Do we have any control over any of this? Can we stop our “addiction” and “craving” for our ex? Is there anything we can do to alleviate at least some of our body’s response?


The good news is there are things we can do to help calm down our alarm system and gain some semblance of sanity.

Here are four ways you can work with your own neurochemistry start to feel better and in control:

1. Exercise

This is by far my favorite and I recommend exercise for anyone going through a breakup. The affects on my mood were almost immediate. It was astonishing in how much better I felt.

We learned earlier that we are “addicted” to our ex because of our sudden withdrawal of dopamine when they left.

Exercise increases dopamine.

It gives your brain that dopamine its craving in a healthy way, leaving less of a craving for your ex.

Also, exercise increases serotonin, the neurotransmitter involved in increasing your mood. Add to that a flood of endorphins, especially after an aerobic workout like running, walking, cycling, or dancing. (I still rock my ’90s MTV The Grind Hip Hop Aerobics VHS tape from time to time.)

After a workout, your reward center is activated, you are flooded with dopamine, serotonin and endorphins. You feel better, clearer, and calmer.

I get it, it’s hard to get motivated to exercise when you can barely get out of bed. But, trust me, you will start to feel better.

2. Listening to music.

Music also releases dopamine in your brain.

Now, I don’t mean sad songs or any music that reminds you of your ex. I mean fun music, something you really like.

I listened to a lot of music from my teen and college years, music from times before I met my ex. I admit that the New Kids on The Block helped me get through my divorce. It was fun, I started to sing along, memories started to flood back of happy times and old friends.

Empowering music works too. I highly recommend making a divorce or breakup playlist. You can check out mine here.

3. Physical Touch.

Ok, I know what you are thinking, how am I going to get physical touch when I’m separated or alone? Hear me out.

During my separation, I felt so lonely, yet I was not ready for dating yet. One of the worst feelings was missing the touch. I don’t mean sex. I mean the little things, a hug, holding hands, someone sitting against me when watching TV, someone else in my bed when I woke up.

Luckily, it’s not just intimate touch that benefits your brain. A hug from a friend or family member counts too.

My problem was that I was living alone over 2,500 miles from my family in a new city with few friends, so I had to find another way.

What helped? Massage!

According to studies, massage lowers cortisol (remember our stress hormone) and increases dopamine and serotonin. (Our addiction and feel good hormones).

I can attest to feeling much happier and relaxed after a massage. Plus, if you find a chatty masseuse, you may get added benefit of someone to talk to. It’s kind of like going to your hairdresser, which turns into a makeshift therapy session.

4. Get some sunshine.

Get out of the house for a little while. When you get up in the morning, take a walk around the block. Exercise outside if you can.

Sunshine increases serotonin and serotonin increases your mood.

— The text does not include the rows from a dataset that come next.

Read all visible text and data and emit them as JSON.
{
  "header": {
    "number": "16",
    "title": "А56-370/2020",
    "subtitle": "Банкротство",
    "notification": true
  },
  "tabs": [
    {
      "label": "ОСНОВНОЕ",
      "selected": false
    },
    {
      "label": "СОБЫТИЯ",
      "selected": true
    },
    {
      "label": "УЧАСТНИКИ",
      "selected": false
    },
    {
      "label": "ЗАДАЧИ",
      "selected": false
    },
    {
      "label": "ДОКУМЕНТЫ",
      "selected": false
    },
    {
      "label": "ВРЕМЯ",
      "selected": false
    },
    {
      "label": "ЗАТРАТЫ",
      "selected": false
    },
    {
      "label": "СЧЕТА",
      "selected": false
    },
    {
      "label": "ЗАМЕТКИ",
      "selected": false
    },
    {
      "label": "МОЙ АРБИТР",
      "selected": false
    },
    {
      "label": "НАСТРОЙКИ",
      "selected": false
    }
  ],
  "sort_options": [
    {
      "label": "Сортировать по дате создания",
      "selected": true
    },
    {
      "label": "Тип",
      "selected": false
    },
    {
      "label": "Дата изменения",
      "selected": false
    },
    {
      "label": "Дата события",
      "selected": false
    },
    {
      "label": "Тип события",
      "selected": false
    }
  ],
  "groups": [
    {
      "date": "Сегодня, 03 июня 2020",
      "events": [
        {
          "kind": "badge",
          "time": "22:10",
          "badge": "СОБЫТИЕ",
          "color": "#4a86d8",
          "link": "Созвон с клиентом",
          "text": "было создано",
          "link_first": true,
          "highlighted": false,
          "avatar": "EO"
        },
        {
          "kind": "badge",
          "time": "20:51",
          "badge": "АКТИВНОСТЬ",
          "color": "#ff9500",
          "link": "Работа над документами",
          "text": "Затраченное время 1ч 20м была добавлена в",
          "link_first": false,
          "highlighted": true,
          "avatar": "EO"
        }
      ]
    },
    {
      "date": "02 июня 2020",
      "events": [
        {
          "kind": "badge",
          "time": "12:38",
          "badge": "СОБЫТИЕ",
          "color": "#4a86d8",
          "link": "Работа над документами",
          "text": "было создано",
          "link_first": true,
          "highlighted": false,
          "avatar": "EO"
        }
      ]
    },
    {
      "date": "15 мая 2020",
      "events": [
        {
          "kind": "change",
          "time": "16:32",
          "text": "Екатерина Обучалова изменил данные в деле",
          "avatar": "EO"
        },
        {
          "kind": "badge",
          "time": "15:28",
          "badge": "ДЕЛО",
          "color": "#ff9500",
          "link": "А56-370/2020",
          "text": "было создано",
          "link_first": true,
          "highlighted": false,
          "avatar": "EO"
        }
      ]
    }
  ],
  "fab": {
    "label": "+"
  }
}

When I was going through my divorce, it felt like a chore to even think about leaving the house if I didn’t have to, let alone putting a bra on or showering.

Trust me, get out of the apartment, get out of the house. Put your headphones on, play some NKTOB or your breakup playlist and walk around the block. Trust me, just do it. You’ll feel better than if you didn’t.

Even though we have little control over our body’s natural reaction to separation after the breakup, we can rest assured that we are not alone. What we are going through is a normal biological and evolutionary reaction.

Unfortunately, we all have to go through it. But, now that you know what’s happening to you, you can try your best to mitigate the pain and desperation.

Exercise, sunshine, listening to music, and going for a massage. Not bad ways to help you feel clearer, calmer, and happier.

If you enjoyed this post, come join my newsletter: